= Task input =
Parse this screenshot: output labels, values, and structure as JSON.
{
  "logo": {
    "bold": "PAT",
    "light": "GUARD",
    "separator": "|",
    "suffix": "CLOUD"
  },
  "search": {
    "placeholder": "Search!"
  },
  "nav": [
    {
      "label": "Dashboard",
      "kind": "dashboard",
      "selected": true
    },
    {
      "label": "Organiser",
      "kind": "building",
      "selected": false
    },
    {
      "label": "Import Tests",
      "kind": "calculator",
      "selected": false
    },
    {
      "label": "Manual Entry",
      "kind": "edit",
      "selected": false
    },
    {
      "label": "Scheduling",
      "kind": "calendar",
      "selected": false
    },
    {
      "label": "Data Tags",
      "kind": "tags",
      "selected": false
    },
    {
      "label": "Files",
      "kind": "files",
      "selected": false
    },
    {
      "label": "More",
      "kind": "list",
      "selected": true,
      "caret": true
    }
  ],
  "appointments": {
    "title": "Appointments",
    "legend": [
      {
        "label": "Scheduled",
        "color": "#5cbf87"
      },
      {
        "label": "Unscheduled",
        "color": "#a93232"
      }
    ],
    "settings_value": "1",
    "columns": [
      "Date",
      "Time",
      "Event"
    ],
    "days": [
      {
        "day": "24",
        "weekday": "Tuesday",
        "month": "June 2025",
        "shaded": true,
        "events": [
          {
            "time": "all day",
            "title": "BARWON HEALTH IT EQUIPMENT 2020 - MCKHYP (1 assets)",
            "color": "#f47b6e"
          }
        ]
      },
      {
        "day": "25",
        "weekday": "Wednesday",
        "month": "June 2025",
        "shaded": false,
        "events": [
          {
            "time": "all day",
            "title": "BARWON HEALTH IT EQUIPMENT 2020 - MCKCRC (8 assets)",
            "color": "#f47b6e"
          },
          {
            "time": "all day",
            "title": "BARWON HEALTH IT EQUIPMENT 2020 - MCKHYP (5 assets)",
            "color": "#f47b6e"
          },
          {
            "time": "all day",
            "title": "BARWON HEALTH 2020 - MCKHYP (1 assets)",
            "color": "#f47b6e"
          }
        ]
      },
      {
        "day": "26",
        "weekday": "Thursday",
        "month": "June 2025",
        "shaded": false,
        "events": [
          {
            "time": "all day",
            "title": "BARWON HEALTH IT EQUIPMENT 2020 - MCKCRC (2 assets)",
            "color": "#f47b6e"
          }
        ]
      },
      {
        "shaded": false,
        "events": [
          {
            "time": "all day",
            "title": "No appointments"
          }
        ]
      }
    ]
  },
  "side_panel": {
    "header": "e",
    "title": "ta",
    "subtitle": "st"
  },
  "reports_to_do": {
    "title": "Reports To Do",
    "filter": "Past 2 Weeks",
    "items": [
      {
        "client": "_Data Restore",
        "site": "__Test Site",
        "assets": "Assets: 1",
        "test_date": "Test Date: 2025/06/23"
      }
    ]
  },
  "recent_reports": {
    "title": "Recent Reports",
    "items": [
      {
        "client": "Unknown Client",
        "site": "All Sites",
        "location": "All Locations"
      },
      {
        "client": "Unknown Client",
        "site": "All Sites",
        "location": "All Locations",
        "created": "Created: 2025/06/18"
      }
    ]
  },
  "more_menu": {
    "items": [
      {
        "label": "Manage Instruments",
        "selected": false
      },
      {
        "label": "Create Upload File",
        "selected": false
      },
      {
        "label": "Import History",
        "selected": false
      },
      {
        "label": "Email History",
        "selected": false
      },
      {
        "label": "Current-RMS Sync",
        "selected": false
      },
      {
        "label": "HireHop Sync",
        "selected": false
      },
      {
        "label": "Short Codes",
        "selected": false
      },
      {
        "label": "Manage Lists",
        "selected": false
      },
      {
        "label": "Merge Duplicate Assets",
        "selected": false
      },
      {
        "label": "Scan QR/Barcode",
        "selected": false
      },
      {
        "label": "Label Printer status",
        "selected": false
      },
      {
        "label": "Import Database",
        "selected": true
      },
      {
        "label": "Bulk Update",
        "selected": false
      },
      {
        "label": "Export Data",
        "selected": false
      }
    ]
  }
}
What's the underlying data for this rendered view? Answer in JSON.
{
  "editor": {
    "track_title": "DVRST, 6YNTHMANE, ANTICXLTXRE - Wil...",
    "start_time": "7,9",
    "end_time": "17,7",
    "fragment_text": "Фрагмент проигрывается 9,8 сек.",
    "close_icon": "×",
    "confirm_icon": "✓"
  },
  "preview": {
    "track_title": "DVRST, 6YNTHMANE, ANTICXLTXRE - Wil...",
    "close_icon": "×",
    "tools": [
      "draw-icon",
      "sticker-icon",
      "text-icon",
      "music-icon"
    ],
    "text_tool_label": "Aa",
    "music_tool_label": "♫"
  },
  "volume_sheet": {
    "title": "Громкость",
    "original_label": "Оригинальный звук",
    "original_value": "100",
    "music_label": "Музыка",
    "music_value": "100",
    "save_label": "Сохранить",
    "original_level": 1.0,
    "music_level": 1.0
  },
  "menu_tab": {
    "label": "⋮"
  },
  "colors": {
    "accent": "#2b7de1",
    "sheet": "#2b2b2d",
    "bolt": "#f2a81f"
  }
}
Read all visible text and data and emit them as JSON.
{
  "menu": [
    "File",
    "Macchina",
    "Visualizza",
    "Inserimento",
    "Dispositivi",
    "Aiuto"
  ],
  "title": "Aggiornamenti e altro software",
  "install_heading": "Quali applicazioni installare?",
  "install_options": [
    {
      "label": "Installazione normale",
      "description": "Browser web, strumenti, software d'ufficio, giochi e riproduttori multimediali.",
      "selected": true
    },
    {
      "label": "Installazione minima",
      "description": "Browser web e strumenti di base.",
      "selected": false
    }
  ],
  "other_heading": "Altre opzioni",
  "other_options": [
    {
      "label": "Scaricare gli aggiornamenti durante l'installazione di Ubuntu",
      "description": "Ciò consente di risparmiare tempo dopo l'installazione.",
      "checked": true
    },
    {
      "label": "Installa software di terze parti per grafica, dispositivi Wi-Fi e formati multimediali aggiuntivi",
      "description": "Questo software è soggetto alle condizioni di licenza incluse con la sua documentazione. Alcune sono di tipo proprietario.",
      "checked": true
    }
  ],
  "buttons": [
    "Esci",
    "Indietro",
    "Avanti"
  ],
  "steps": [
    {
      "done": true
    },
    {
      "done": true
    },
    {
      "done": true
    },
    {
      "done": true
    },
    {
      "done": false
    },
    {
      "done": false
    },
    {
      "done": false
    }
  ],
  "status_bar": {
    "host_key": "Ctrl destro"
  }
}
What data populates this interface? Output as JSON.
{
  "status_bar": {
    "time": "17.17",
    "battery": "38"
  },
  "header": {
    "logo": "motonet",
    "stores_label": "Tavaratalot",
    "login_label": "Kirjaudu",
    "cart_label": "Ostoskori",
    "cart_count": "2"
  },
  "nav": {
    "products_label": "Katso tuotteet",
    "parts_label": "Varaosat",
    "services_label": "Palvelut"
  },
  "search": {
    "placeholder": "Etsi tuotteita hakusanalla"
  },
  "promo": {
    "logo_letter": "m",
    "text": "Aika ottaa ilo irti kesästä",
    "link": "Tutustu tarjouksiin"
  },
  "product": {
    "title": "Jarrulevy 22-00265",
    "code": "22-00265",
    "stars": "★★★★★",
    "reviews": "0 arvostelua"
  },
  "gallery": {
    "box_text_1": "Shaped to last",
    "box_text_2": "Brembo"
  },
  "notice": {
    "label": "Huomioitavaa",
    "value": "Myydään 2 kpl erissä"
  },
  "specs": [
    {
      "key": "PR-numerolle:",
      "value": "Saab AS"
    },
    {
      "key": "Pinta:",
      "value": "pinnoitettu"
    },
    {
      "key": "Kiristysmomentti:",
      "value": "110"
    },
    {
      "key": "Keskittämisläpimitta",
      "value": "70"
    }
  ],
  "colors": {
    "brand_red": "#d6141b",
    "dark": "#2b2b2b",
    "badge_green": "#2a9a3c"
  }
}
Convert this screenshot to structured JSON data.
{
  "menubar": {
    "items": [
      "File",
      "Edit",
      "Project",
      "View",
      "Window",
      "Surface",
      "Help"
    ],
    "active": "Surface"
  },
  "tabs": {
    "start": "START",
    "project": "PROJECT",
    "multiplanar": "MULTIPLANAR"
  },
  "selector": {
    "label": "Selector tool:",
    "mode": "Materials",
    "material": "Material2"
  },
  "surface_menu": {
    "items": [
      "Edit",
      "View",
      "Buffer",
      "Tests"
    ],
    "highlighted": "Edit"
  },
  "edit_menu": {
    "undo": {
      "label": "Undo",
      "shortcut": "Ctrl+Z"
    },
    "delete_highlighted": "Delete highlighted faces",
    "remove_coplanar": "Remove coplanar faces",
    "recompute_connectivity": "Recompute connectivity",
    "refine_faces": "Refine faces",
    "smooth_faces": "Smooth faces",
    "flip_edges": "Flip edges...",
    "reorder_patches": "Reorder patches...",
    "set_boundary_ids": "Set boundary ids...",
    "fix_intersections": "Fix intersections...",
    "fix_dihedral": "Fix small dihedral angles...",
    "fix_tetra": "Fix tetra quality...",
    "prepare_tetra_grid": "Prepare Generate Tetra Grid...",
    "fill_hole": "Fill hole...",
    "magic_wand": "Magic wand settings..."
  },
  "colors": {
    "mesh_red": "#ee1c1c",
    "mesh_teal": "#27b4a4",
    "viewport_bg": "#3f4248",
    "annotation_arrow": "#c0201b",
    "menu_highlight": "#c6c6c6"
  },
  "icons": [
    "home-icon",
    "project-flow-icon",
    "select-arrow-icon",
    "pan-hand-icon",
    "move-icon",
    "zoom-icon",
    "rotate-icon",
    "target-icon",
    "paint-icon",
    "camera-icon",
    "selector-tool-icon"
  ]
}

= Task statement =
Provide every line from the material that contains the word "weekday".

= Task result =
        "weekday": "Tuesday",
        "weekday": "Wednesday",
        "weekday": "Thursday",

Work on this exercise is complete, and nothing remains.